[Data records]
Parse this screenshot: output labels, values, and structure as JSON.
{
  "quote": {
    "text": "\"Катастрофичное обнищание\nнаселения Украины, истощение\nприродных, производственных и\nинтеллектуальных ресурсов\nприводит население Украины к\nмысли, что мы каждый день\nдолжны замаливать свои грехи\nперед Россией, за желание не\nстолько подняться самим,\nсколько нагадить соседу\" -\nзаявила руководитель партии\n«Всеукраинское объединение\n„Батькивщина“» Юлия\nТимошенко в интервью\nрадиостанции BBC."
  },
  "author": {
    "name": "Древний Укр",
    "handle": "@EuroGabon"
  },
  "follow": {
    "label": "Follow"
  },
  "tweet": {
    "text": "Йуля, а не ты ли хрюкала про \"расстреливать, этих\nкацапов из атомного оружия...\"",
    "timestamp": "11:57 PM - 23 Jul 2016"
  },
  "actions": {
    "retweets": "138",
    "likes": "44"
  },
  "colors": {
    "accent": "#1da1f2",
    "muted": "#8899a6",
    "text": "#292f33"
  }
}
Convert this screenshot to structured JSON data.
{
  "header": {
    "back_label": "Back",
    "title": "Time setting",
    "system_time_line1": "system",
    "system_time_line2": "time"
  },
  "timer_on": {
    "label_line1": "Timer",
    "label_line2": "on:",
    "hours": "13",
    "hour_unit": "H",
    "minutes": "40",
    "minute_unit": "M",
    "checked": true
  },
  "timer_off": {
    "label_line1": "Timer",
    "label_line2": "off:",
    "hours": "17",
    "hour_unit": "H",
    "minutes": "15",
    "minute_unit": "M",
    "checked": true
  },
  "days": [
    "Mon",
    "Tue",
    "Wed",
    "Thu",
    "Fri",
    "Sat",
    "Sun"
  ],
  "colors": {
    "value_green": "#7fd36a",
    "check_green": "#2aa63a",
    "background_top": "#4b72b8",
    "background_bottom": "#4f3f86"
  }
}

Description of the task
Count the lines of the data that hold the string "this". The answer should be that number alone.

Exercise output
2